• AIM OF THE EXERCISE: Determine how many lines of the data below contain "JSON", then give only that number.

• Web page and app entries:

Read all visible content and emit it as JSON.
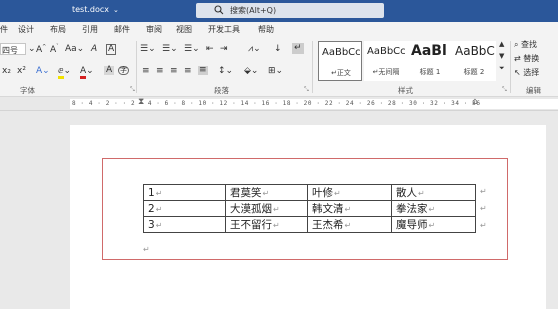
{
  "titlebar": {
    "doc_title": "test.docx",
    "search_label": "搜索(Alt+Q)"
  },
  "menu": {
    "tabs": [
      "件",
      "设计",
      "布局",
      "引用",
      "邮件",
      "审阅",
      "视图",
      "开发工具",
      "帮助"
    ]
  },
  "ribbon": {
    "font_name": "四号",
    "grow_font": "A^",
    "shrink_font": "A˅",
    "change_case": "Aa",
    "clear_format": "Ꭿ",
    "char_border": "A",
    "subscript": "x₂",
    "superscript": "x²",
    "text_effect": "A",
    "highlight": "ab",
    "font_color": "A",
    "char_shading": "A",
    "enclose_char": "字",
    "group_font": "字体",
    "group_paragraph": "段落",
    "group_styles": "样式",
    "group_editing": "编辑",
    "styles": [
      {
        "sample": "AaBbCc",
        "name": "↵正文",
        "selected": true
      },
      {
        "sample": "AaBbCc",
        "name": "↵无间隔",
        "selected": false
      },
      {
        "sample": "AaBl",
        "name": "标题 1",
        "selected": false
      },
      {
        "sample": "AaBbC",
        "name": "标题 2",
        "selected": false
      }
    ],
    "edit_find": "查找",
    "edit_replace": "替换",
    "edit_select": "选择"
  },
  "ruler": {
    "numbers": "8 · 4 · 2 ·  ·  2 · 4 · 6 · 8 · 10 · 12 · 14 · 16 · 18 · 20 · 22 · 24 · 26 · 28 · 30 · 32 · 34 · 36"
  },
  "table": {
    "rows": [
      [
        "1",
        "君莫笑",
        "叶修",
        "散人"
      ],
      [
        "2",
        "大漠孤烟",
        "韩文清",
        "拳法家"
      ],
      [
        "3",
        "王不留行",
        "王杰希",
        "魔导师"
      ]
    ]
  }
}
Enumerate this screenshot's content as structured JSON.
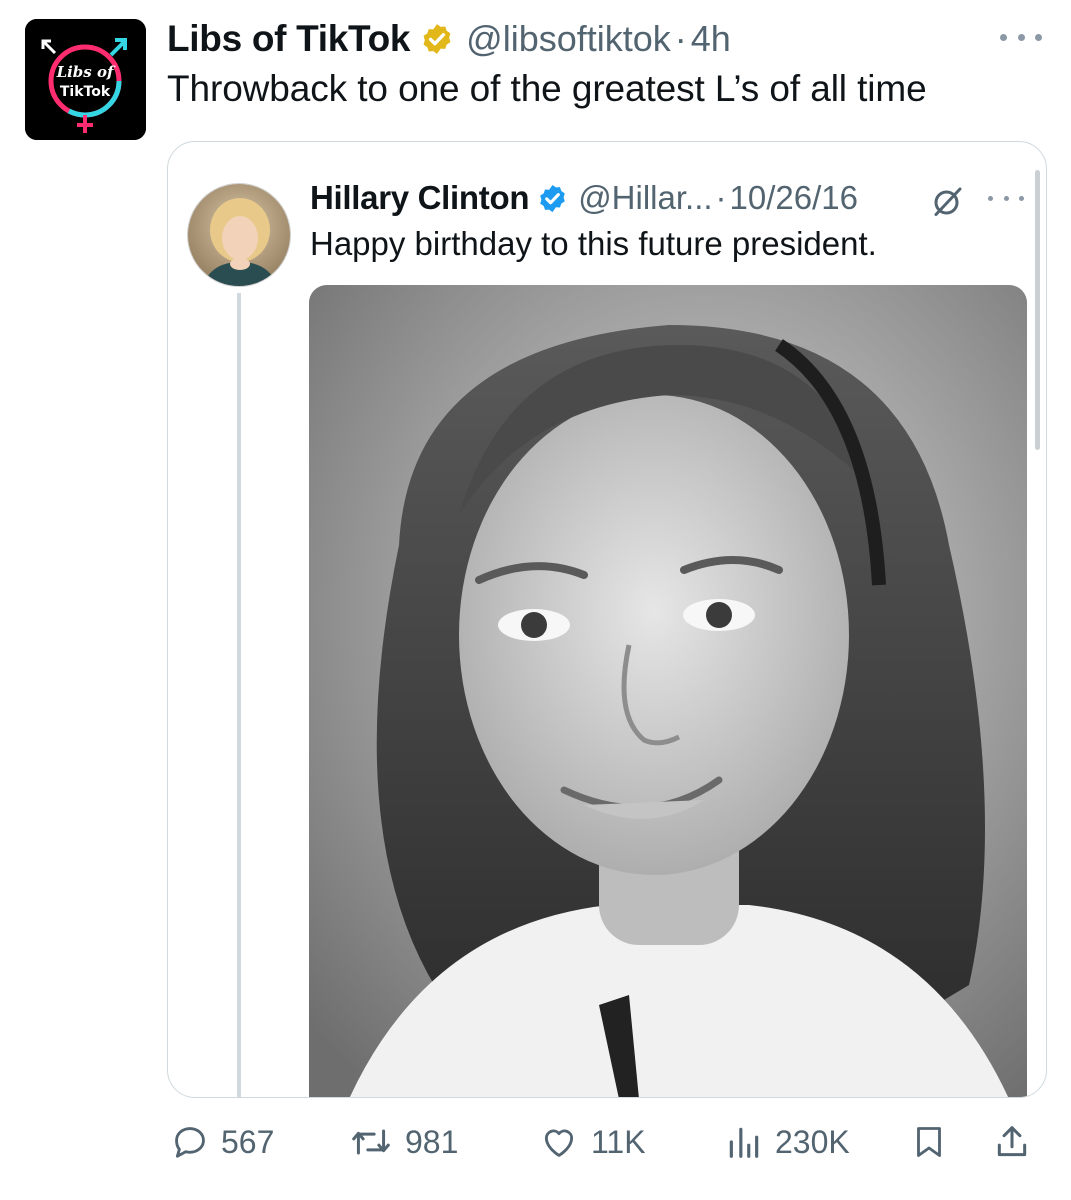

• EXERCISE ANSWER: 2